In summary, finding as we do that the financial affidavit filing requirement prescribed by Rule 11 of the General Rules of the Northern District of Illinois does not conflict with the precepts pronounced in Adkins, we hold that the lower court did not abuse its discretion in dismissing plaintiffs' action for failure to comply with the rule.
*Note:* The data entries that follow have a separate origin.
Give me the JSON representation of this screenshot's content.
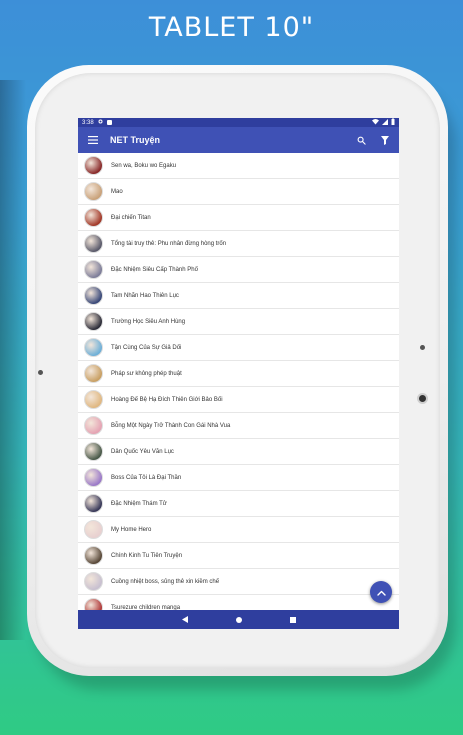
{
  "promo": {
    "title": "TABLET 10\""
  },
  "status_bar": {
    "time": "3:38"
  },
  "app_bar": {
    "title": "NET Truyện",
    "menu_icon": "menu-icon",
    "search_icon": "search-icon",
    "filter_icon": "filter-icon"
  },
  "colors": {
    "primary": "#3f51b5",
    "primary_dark": "#2f3e9e",
    "background_top": "#3d8fd8",
    "background_bottom": "#2fcb84"
  },
  "list": {
    "items": [
      {
        "title": "Sen wa, Boku wo Egaku",
        "thumb": "#8a2b2b"
      },
      {
        "title": "Mao",
        "thumb": "#c9a27a"
      },
      {
        "title": "Đại chiến Titan",
        "thumb": "#a33a2a"
      },
      {
        "title": "Tổng tài truy thê: Phu nhân đừng hòng trốn",
        "thumb": "#5b5b6b"
      },
      {
        "title": "Đặc Nhiệm Siêu Cấp Thành Phố",
        "thumb": "#7e7e9a"
      },
      {
        "title": "Tam Nhãn Hao Thiên Lục",
        "thumb": "#3b4a7a"
      },
      {
        "title": "Trường Học Siêu Anh Hùng",
        "thumb": "#2e2e3a"
      },
      {
        "title": "Tận Cùng Của Sự Giả Dối",
        "thumb": "#6fb0d8"
      },
      {
        "title": "Pháp sư không phép thuật",
        "thumb": "#c9a064"
      },
      {
        "title": "Hoàng Đế Bệ Hạ Đích Thiên Giới Bảo Bối",
        "thumb": "#e0b882"
      },
      {
        "title": "Bỗng Một Ngày Trở Thành Con Gái Nhà Vua",
        "thumb": "#e5a4b4"
      },
      {
        "title": "Dân Quốc Yêu Văn Lục",
        "thumb": "#4a5a4a"
      },
      {
        "title": "Boss Của Tôi Là Đại Thần",
        "thumb": "#9b7ac8"
      },
      {
        "title": "Đặc Nhiệm Thám Tử",
        "thumb": "#3a3a5a"
      },
      {
        "title": "My Home Hero",
        "thumb": "#e8d0d0"
      },
      {
        "title": "Chính Kinh Tu Tiên Truyện",
        "thumb": "#5a4a3a"
      },
      {
        "title": "Cuồng nhiệt boss, sủng thê xin kiềm chế",
        "thumb": "#c8c0d0"
      },
      {
        "title": "Tsurezure children manga",
        "thumb": "#b03a3a"
      }
    ]
  },
  "fab": {
    "icon": "chevron-up-icon"
  },
  "nav_bar": {
    "back_icon": "back-icon",
    "home_icon": "home-icon",
    "recents_icon": "recents-icon"
  }
}
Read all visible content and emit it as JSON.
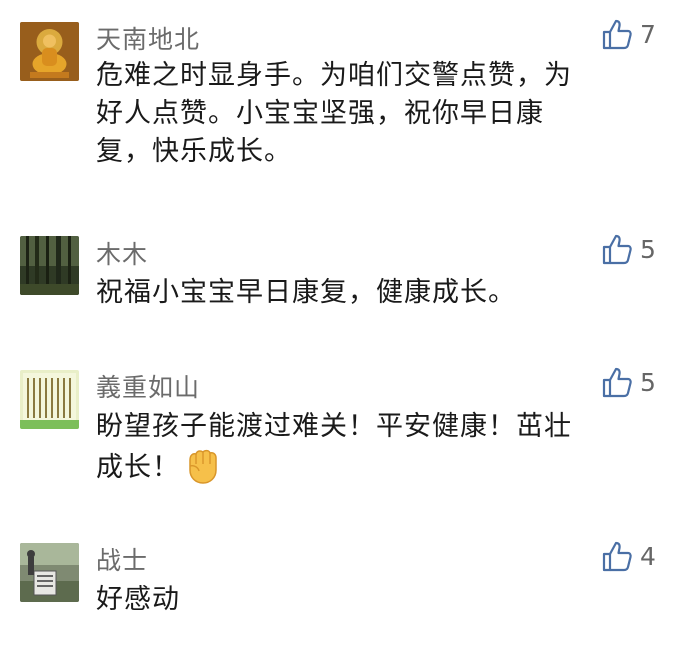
{
  "comments": [
    {
      "author": "天南地北",
      "likes": "7",
      "avatar_icon": "buddha-statue-icon",
      "lines": [
        "危难之时显身手。为咱们交警点赞，为",
        "好人点赞。小宝宝坚强，祝你早日康",
        "复，快乐成长。"
      ]
    },
    {
      "author": "木木",
      "likes": "5",
      "avatar_icon": "forest-icon",
      "lines": [
        "祝福小宝宝早日康复，健康成长。"
      ]
    },
    {
      "author": "義重如山",
      "likes": "5",
      "avatar_icon": "calligraphy-icon",
      "lines": [
        "盼望孩子能渡过难关！平安健康！茁壮",
        "成长！"
      ],
      "emoji_icon": "raised-fist-emoji-icon"
    },
    {
      "author": "战士",
      "likes": "4",
      "avatar_icon": "stone-tablet-icon",
      "lines": [
        "好感动"
      ]
    }
  ],
  "colors": {
    "name": "#6b6b6b",
    "text": "#1a1a1a",
    "like_icon": "#4a6fa5"
  },
  "like_icon": "thumbs-up-icon"
}
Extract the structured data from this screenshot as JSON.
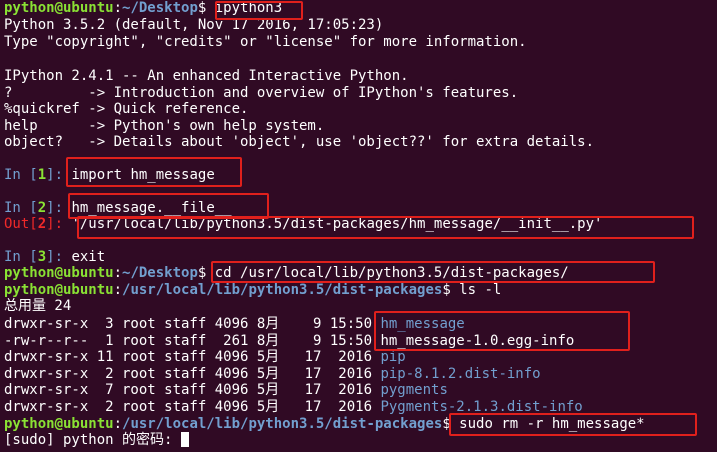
{
  "prompt": {
    "user_host": "python@ubuntu",
    "sep": ":",
    "desktop_path": "~/Desktop",
    "pkgs_path": "/usr/local/lib/python3.5/dist-packages",
    "dollar": "$ "
  },
  "cmd1": "ipython3",
  "banner": [
    "Python 3.5.2 (default, Nov 17 2016, 17:05:23)",
    "Type \"copyright\", \"credits\" or \"license\" for more information.",
    "",
    "IPython 2.4.1 -- An enhanced Interactive Python.",
    "?         -> Introduction and overview of IPython's features.",
    "%quickref -> Quick reference.",
    "help      -> Python's own help system.",
    "object?   -> Details about 'object', use 'object??' for extra details."
  ],
  "in1": {
    "prefix": "In [",
    "num": "1",
    "suffix": "]: ",
    "code": "import hm_message"
  },
  "in2": {
    "prefix": "In [",
    "num": "2",
    "suffix": "]: ",
    "code": "hm_message.__file__"
  },
  "out2": {
    "prefix": "Out[",
    "num": "2",
    "suffix": "]: ",
    "value": "'/usr/local/lib/python3.5/dist-packages/hm_message/__init__.py'"
  },
  "in3": {
    "prefix": "In [",
    "num": "3",
    "suffix": "]: ",
    "code": "exit"
  },
  "cmd_cd": "cd /usr/local/lib/python3.5/dist-packages/",
  "cmd_ls": "ls -l",
  "total": "总用量 24",
  "listing": [
    {
      "meta": "drwxr-sr-x  3 root staff 4096 8月    9 15:50 ",
      "name": "hm_message",
      "is_dir": true
    },
    {
      "meta": "-rw-r--r--  1 root staff  261 8月    9 15:50 ",
      "name": "hm_message-1.0.egg-info",
      "is_dir": false
    },
    {
      "meta": "drwxr-sr-x 11 root staff 4096 5月   17  2016 ",
      "name": "pip",
      "is_dir": true
    },
    {
      "meta": "drwxr-sr-x  2 root staff 4096 5月   17  2016 ",
      "name": "pip-8.1.2.dist-info",
      "is_dir": true
    },
    {
      "meta": "drwxr-sr-x  7 root staff 4096 5月   17  2016 ",
      "name": "pygments",
      "is_dir": true
    },
    {
      "meta": "drwxr-sr-x  2 root staff 4096 5月   17  2016 ",
      "name": "Pygments-2.1.3.dist-info",
      "is_dir": true
    }
  ],
  "cmd_rm": "sudo rm -r hm_message*",
  "sudo_prompt": "[sudo] python 的密码:",
  "colors": {
    "background": "#300a24",
    "prompt_user": "#8ae234",
    "prompt_path": "#729fcf",
    "annotation": "#e0201c",
    "out_prompt": "#ef2929"
  }
}
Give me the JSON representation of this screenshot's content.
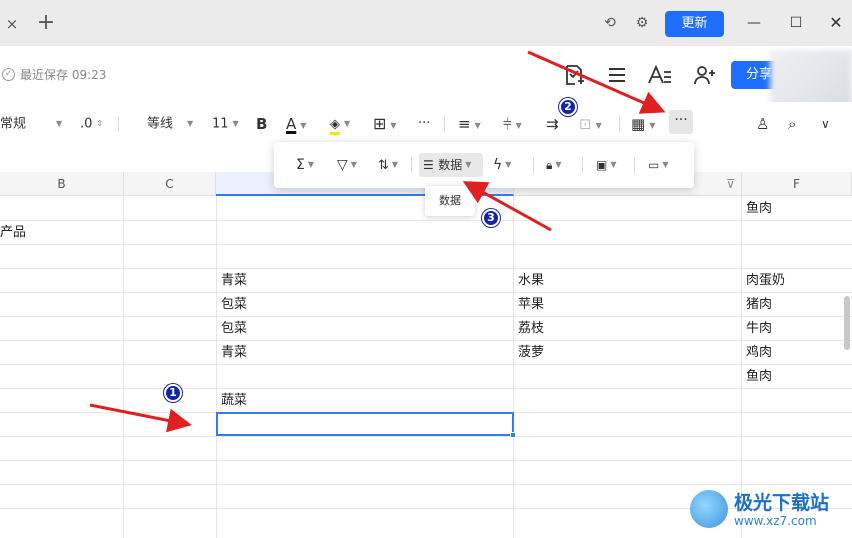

The suggestion made by the amicus curiae, the United States of America,3 that the judgment of the district court be affirmed pursuant to our Circuit Rule 15 is hereby adopted.
See Bivens v. Six Unknown Named Agents of Federal Bureau of Narcotics, 456 F.2d 133 (2d Cir. 1972)
The Executive Committee of the District Court for the Northern District of Illinois via Rule 11 adopted the use of a standardized financial affidavit form which is to be utilized by all persons seeking to proceed in forma pauperis pursuant to 28 U.S.C. § 1915. The form requires the affiant to set forth with certainty and particularity information relating to his marital status, residence, employment and income, property owned, cash on hand, and outstanding obligations
Pursuant to an order of this court dated October 16, 1979, the United States Attorney for the Northern District of Illinois filed an amicus curiae brief in this matter